Interface dataset entries:
==*==
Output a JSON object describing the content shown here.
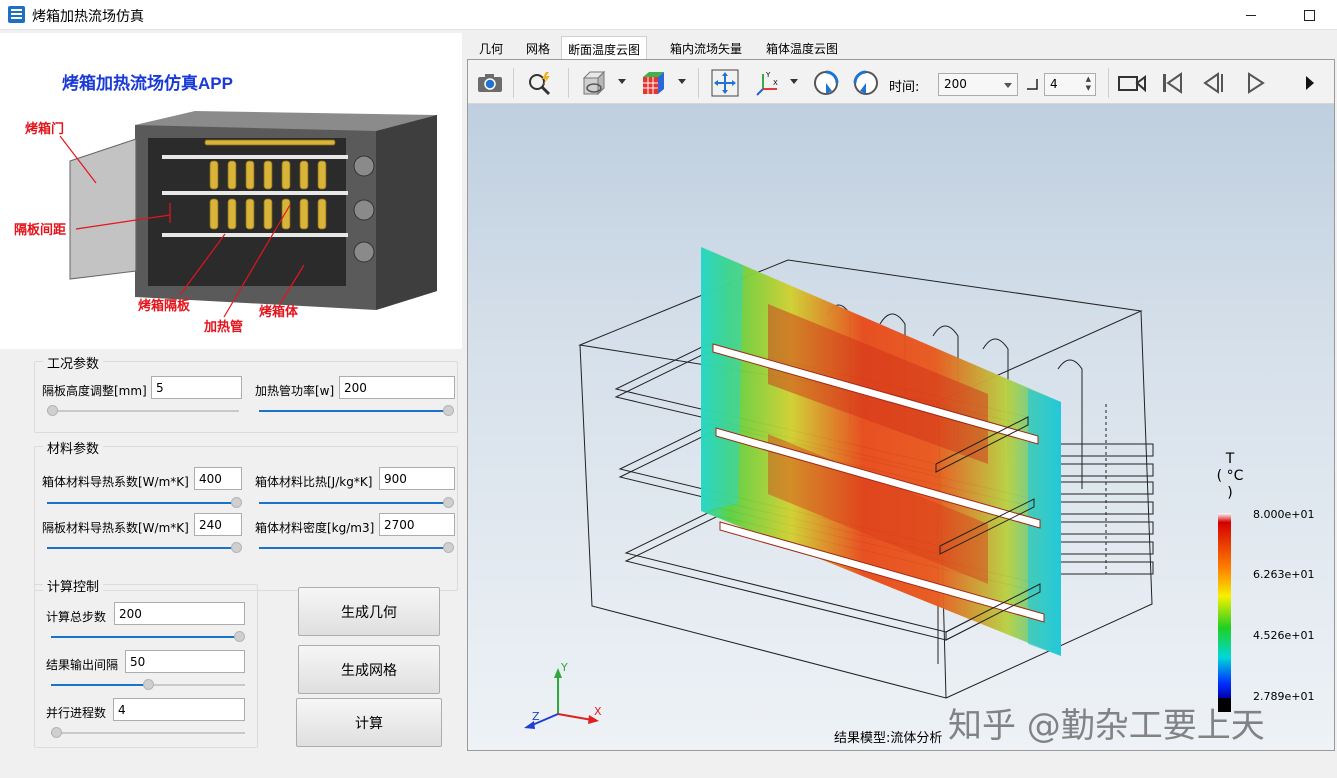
{
  "window": {
    "title": "烤箱加热流场仿真"
  },
  "schematic": {
    "app_title": "烤箱加热流场仿真APP",
    "labels": {
      "door": "烤箱门",
      "spacing": "隔板间距",
      "shelf": "烤箱隔板",
      "heater": "加热管",
      "body": "烤箱体"
    }
  },
  "operating": {
    "title": "工况参数",
    "shelf_height": {
      "label": "隔板高度调整[mm]",
      "value": "5",
      "slider": 0.0
    },
    "heater_power": {
      "label": "加热管功率[w]",
      "value": "200",
      "slider": 1.0
    }
  },
  "material": {
    "title": "材料参数",
    "body_conductivity": {
      "label": "箱体材料导热系数[W/m*K]",
      "value": "400",
      "slider": 1.0
    },
    "body_specific_heat": {
      "label": "箱体材料比热[J/kg*K]",
      "value": "900",
      "slider": 1.0
    },
    "shelf_conductivity": {
      "label": "隔板材料导热系数[W/m*K]",
      "value": "240",
      "slider": 1.0
    },
    "body_density": {
      "label": "箱体材料密度[kg/m3]",
      "value": "2700",
      "slider": 1.0
    }
  },
  "compute": {
    "title": "计算控制",
    "total_steps": {
      "label": "计算总步数",
      "value": "200",
      "slider": 1.0
    },
    "output_interval": {
      "label": "结果输出间隔",
      "value": "50",
      "slider": 0.5
    },
    "processes": {
      "label": "并行进程数",
      "value": "4",
      "slider": 0.0
    }
  },
  "buttons": {
    "gen_geometry": "生成几何",
    "gen_mesh": "生成网格",
    "compute": "计算"
  },
  "tabs": [
    "几何",
    "网格",
    "断面温度云图",
    "箱内流场矢量",
    "箱体温度云图"
  ],
  "active_tab": 2,
  "toolbar": {
    "time_label": "时间:",
    "time_value": "200",
    "step_value": "4"
  },
  "viewer": {
    "legend_title_1": "T",
    "legend_title_2": "( °C )",
    "legend_values": [
      "8.000e+01",
      "6.263e+01",
      "4.526e+01",
      "2.789e+01"
    ],
    "axes": {
      "x": "X",
      "y": "Y",
      "z": "Z"
    },
    "result_caption": "结果模型:流体分析",
    "watermark": "知乎 @勤杂工要上天"
  },
  "icons": [
    "camera-icon",
    "probe-icon",
    "view-cube-icon",
    "color-cube-icon",
    "fit-view-icon",
    "axes-orient-icon",
    "rotate-left-icon",
    "rotate-right-icon",
    "record-icon",
    "first-frame-icon",
    "prev-frame-icon",
    "play-icon",
    "more-icon"
  ]
}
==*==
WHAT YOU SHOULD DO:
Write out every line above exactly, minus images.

RESULT BELOW:
Output a JSON object describing the content shown here.
{
  "window": {
    "title": "烤箱加热流场仿真"
  },
  "schematic": {
    "app_title": "烤箱加热流场仿真APP",
    "labels": {
      "door": "烤箱门",
      "spacing": "隔板间距",
      "shelf": "烤箱隔板",
      "heater": "加热管",
      "body": "烤箱体"
    }
  },
  "operating": {
    "title": "工况参数",
    "shelf_height": {
      "label": "隔板高度调整[mm]",
      "value": "5",
      "slider": 0.0
    },
    "heater_power": {
      "label": "加热管功率[w]",
      "value": "200",
      "slider": 1.0
    }
  },
  "material": {
    "title": "材料参数",
    "body_conductivity": {
      "label": "箱体材料导热系数[W/m*K]",
      "value": "400",
      "slider": 1.0
    },
    "body_specific_heat": {
      "label": "箱体材料比热[J/kg*K]",
      "value": "900",
      "slider": 1.0
    },
    "shelf_conductivity": {
      "label": "隔板材料导热系数[W/m*K]",
      "value": "240",
      "slider": 1.0
    },
    "body_density": {
      "label": "箱体材料密度[kg/m3]",
      "value": "2700",
      "slider": 1.0
    }
  },
  "compute": {
    "title": "计算控制",
    "total_steps": {
      "label": "计算总步数",
      "value": "200",
      "slider": 1.0
    },
    "output_interval": {
      "label": "结果输出间隔",
      "value": "50",
      "slider": 0.5
    },
    "processes": {
      "label": "并行进程数",
      "value": "4",
      "slider": 0.0
    }
  },
  "buttons": {
    "gen_geometry": "生成几何",
    "gen_mesh": "生成网格",
    "compute": "计算"
  },
  "tabs": [
    "几何",
    "网格",
    "断面温度云图",
    "箱内流场矢量",
    "箱体温度云图"
  ],
  "active_tab": 2,
  "toolbar": {
    "time_label": "时间:",
    "time_value": "200",
    "step_value": "4"
  },
  "viewer": {
    "legend_title_1": "T",
    "legend_title_2": "( °C )",
    "legend_values": [
      "8.000e+01",
      "6.263e+01",
      "4.526e+01",
      "2.789e+01"
    ],
    "axes": {
      "x": "X",
      "y": "Y",
      "z": "Z"
    },
    "result_caption": "结果模型:流体分析",
    "watermark": "知乎 @勤杂工要上天"
  },
  "icons": [
    "camera-icon",
    "probe-icon",
    "view-cube-icon",
    "color-cube-icon",
    "fit-view-icon",
    "axes-orient-icon",
    "rotate-left-icon",
    "rotate-right-icon",
    "record-icon",
    "first-frame-icon",
    "prev-frame-icon",
    "play-icon",
    "more-icon"
  ]
}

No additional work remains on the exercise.